Daniel dominated the competitions S5 class, winning the 50m, 100m and 200m freestyle, in addition to the 50m breaststroke and 50m butterfly, besides being the 100m Breaststroke Champion in the SB4 class. The Australian Matthew Cowdrey, competing in the S9 and SB8 classes had similar performance, winning the 50m and 100m freestyle, 100m backstroke, 200m medley and relay 4x100m freestyle, also getting a bronze in the 4x100m medley and two silvers in the 100m breaststroke and 100m butterfly. However, it is also important to highlight Chinese domination, the country topped the medals table of the sport.

With 24 gold medals, China had an excellent performance of two of his swimmers. Yang Yang, the class S2, won four gold medals in the 50m, 100m and 200m freestyle, besides 50m backstroke. Xu Qing, in the S6 class, took gold in the 50m and 100m freestyle, and has been champion 50m butterfly and 200m medley. We can also cite Ihar Boki, Belarus. The swimmer got a total of six medals, including five gold, in contests played in the S13 class, breaking four world records.

For women, two Australian excelled, helping her country to achieve in second place in the swimming medals table. Jacqueline Freney, as mentioned above, won the 50m, 100m and 400m freestyle, achieving other golds in the 100m backstroke, 50m butterfly and 200m medley, plus the relays 4x100m freestyle and 4x100m medley, competition in your compatriot Ellie Cole also achieved the same medal. Cole also secured two more golds in the 100m freestyle and 100m backstroke, and two bronzes in the 50m and 400m freestyle. Besides the two Australian, we can mention the American Jessica Long, who had impressive numbers, winning a total of five golds, plus two silvers and a bronze.

The Favorites in Rio 2016

As we have a total of 595 athletes and 152 events, we will focus on three male swimmers and three female swimmers to have displaced as favorites and that promise great chances to medal. For men, we can highlight two Brazilian: Daniel Dias and André Brazil, whose integrating the team most recognized Paralympic athletes in the country, mainly because of its success in the pools. Born in 1988, Daniel Dias has incredible numbers in swimming. In the two Olympics who competed in Beijing 2008 and London 2012, achieved 10 gold medals, in addition to already being the owner of countless world records in S5 and SB4 classes.

In the S10 class, we have the greatest representative André Brazil. His performance is quite similar to Daniel, already owning seven gold medals in two editions of Olympic Games disputed. It is important to note that in addition to Andrew, we will also have the Brazilian Phelipe Rodrigues and the Canadian Benoit Huot as excellent competitors in the same class. Another swimmer must have attention is the Belarussian Ihar Boki. Swimming his first Paralympic in London in 2012, he got five gold medals and one silver, breaking four world records, being dominant in the S13 class.

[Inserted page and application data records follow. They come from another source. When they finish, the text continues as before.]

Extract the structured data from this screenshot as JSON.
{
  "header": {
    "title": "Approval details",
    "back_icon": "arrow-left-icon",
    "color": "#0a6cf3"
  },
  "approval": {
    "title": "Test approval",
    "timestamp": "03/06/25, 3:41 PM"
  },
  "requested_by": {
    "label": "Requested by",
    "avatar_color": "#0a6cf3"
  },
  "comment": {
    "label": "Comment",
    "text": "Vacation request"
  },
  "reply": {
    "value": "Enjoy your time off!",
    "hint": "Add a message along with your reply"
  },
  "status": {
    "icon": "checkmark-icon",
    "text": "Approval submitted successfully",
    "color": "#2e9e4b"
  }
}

On the side of women, we must start with Jessica Long, competing in the S8 class, which arrives in Rio accredited by a spectacular performance in London 2012. The American competes in Paralympic since Athens 2004 when he was only 12 years old and earned three medals gold. Since then, she raised a total of 17 Paralympic medals, although it has only 24 years. Another swimmer who started very early was Sophie Pascoe of New Zealand. In Beijing 2008, with only 15, took home three golds and a silver, performance has been improved in London, when she got three golds and three silvers in the S10 class. Finally, Ellie Cole of Australia reaches its second edition of Paralympics defending two titles, in the 100m free and backstroke, in addition to gold medals in the relays 4x100m free and medley.

Curiosities about the sport

- Swimming is the second sport that has given more medals to Brazil in Paralympic Games, second only to athletics. Until that edition, already were 83 medals, 28 gold, 27 silver and 28 bronze.

- In the Paralympics, swimming totally prohibits the use of any equipment that helps the swimmer, including prosthetics that some of them use on a daily basis.

- Sport is one of those who have been around since the beginning of realization of the Paralympic Games in 1960.